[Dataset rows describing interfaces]
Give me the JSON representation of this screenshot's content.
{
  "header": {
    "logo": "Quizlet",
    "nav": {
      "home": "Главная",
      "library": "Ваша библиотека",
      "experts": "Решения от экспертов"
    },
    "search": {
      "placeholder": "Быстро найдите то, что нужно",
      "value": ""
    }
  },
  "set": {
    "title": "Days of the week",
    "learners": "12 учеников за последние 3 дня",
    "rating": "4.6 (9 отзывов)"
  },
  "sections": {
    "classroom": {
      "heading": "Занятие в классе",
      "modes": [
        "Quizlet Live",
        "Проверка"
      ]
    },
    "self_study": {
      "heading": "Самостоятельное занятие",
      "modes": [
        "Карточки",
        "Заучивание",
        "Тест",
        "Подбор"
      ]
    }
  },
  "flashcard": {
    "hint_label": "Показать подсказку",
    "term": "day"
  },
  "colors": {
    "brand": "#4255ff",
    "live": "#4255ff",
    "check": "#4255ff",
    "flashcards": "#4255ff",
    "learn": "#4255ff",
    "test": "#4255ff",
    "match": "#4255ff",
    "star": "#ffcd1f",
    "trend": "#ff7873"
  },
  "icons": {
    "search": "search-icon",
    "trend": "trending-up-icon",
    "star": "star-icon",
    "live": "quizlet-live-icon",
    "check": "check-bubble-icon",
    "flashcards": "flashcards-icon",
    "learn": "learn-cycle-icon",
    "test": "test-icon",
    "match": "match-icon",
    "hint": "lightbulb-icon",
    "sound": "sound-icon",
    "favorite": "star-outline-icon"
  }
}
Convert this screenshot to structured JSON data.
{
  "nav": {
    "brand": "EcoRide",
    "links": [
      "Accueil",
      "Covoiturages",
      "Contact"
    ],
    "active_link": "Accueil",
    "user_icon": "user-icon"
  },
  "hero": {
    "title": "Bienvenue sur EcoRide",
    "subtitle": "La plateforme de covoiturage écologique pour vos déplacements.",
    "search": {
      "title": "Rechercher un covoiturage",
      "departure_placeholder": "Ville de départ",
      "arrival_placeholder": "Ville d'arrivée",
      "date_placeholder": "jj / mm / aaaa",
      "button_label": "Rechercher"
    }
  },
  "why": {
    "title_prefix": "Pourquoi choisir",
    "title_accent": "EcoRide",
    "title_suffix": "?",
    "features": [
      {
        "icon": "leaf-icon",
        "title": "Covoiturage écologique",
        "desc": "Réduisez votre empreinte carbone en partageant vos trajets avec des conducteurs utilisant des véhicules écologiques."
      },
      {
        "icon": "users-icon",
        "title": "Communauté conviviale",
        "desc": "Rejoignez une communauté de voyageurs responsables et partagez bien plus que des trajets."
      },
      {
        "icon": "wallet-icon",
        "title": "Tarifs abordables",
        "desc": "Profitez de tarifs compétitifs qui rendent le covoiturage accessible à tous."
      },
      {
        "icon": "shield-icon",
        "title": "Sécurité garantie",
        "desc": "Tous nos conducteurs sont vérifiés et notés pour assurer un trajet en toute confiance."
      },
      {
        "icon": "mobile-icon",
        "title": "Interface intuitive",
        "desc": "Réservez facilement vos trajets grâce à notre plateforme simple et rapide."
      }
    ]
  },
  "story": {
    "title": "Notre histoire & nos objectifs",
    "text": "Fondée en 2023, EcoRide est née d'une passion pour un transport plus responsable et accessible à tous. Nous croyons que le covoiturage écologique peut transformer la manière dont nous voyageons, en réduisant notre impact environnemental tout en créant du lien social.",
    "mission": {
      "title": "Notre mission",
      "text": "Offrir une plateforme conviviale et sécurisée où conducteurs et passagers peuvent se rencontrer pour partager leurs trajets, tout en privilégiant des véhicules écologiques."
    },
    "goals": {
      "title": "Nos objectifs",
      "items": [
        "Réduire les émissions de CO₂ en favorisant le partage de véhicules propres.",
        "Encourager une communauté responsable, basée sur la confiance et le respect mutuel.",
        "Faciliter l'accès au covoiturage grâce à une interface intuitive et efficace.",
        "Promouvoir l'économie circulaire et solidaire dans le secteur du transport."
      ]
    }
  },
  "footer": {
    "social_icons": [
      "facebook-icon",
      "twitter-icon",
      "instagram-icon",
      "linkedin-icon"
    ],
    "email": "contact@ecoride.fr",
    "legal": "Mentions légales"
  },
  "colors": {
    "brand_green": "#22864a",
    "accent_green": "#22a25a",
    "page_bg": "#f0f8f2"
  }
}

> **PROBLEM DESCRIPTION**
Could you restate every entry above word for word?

> **EXERCISE RESULT**
Give me the JSON representation of this screenshot's content.
{
  "header": {
    "logo": "Quizlet",
    "nav": {
      "home": "Главная",
      "library": "Ваша библиотека",
      "experts": "Решения от экспертов"
    },
    "search": {
      "placeholder": "Быстро найдите то, что нужно",
      "value": ""
    }
  },
  "set": {
    "title": "Days of the week",
    "learners": "12 учеников за последние 3 дня",
    "rating": "4.6 (9 отзывов)"
  },
  "sections": {
    "classroom": {
      "heading": "Занятие в классе",
      "modes": [
        "Quizlet Live",
        "Проверка"
      ]
    },
    "self_study": {
      "heading": "Самостоятельное занятие",
      "modes": [
        "Карточки",
        "Заучивание",
        "Тест",
        "Подбор"
      ]
    }
  },
  "flashcard": {
    "hint_label": "Показать подсказку",
    "term": "day"
  },
  "colors": {
    "brand": "#4255ff",
    "live": "#4255ff",
    "check": "#4255ff",
    "flashcards": "#4255ff",
    "learn": "#4255ff",
    "test": "#4255ff",
    "match": "#4255ff",
    "star": "#ffcd1f",
    "trend": "#ff7873"
  },
  "icons": {
    "search": "search-icon",
    "trend": "trending-up-icon",
    "star": "star-icon",
    "live": "quizlet-live-icon",
    "check": "check-bubble-icon",
    "flashcards": "flashcards-icon",
    "learn": "learn-cycle-icon",
    "test": "test-icon",
    "match": "match-icon",
    "hint": "lightbulb-icon",
    "sound": "sound-icon",
    "favorite": "star-outline-icon"
  }
}
Convert this screenshot to structured JSON data.
{
  "nav": {
    "brand": "EcoRide",
    "links": [
      "Accueil",
      "Covoiturages",
      "Contact"
    ],
    "active_link": "Accueil",
    "user_icon": "user-icon"
  },
  "hero": {
    "title": "Bienvenue sur EcoRide",
    "subtitle": "La plateforme de covoiturage écologique pour vos déplacements.",
    "search": {
      "title": "Rechercher un covoiturage",
      "departure_placeholder": "Ville de départ",
      "arrival_placeholder": "Ville d'arrivée",
      "date_placeholder": "jj / mm / aaaa",
      "button_label": "Rechercher"
    }
  },
  "why": {
    "title_prefix": "Pourquoi choisir",
    "title_accent": "EcoRide",
    "title_suffix": "?",
    "features": [
      {
        "icon": "leaf-icon",
        "title": "Covoiturage écologique",
        "desc": "Réduisez votre empreinte carbone en partageant vos trajets avec des conducteurs utilisant des véhicules écologiques."
      },
      {
        "icon": "users-icon",
        "title": "Communauté conviviale",
        "desc": "Rejoignez une communauté de voyageurs responsables et partagez bien plus que des trajets."
      },
      {
        "icon": "wallet-icon",
        "title": "Tarifs abordables",
        "desc": "Profitez de tarifs compétitifs qui rendent le covoiturage accessible à tous."
      },
      {
        "icon": "shield-icon",
        "title": "Sécurité garantie",
        "desc": "Tous nos conducteurs sont vérifiés et notés pour assurer un trajet en toute confiance."
      },
      {
        "icon": "mobile-icon",
        "title": "Interface intuitive",
        "desc": "Réservez facilement vos trajets grâce à notre plateforme simple et rapide."
      }
    ]
  },
  "story": {
    "title": "Notre histoire & nos objectifs",
    "text": "Fondée en 2023, EcoRide est née d'une passion pour un transport plus responsable et accessible à tous. Nous croyons que le covoiturage écologique peut transformer la manière dont nous voyageons, en réduisant notre impact environnemental tout en créant du lien social.",
    "mission": {
      "title": "Notre mission",
      "text": "Offrir une plateforme conviviale et sécurisée où conducteurs et passagers peuvent se rencontrer pour partager leurs trajets, tout en privilégiant des véhicules écologiques."
    },
    "goals": {
      "title": "Nos objectifs",
      "items": [
        "Réduire les émissions de CO₂ en favorisant le partage de véhicules propres.",
        "Encourager une communauté responsable, basée sur la confiance et le respect mutuel.",
        "Faciliter l'accès au covoiturage grâce à une interface intuitive et efficace.",
        "Promouvoir l'économie circulaire et solidaire dans le secteur du transport."
      ]
    }
  },
  "footer": {
    "social_icons": [
      "facebook-icon",
      "twitter-icon",
      "instagram-icon",
      "linkedin-icon"
    ],
    "email": "contact@ecoride.fr",
    "legal": "Mentions légales"
  },
  "colors": {
    "brand_green": "#22864a",
    "accent_green": "#22a25a",
    "page_bg": "#f0f8f2"
  }
}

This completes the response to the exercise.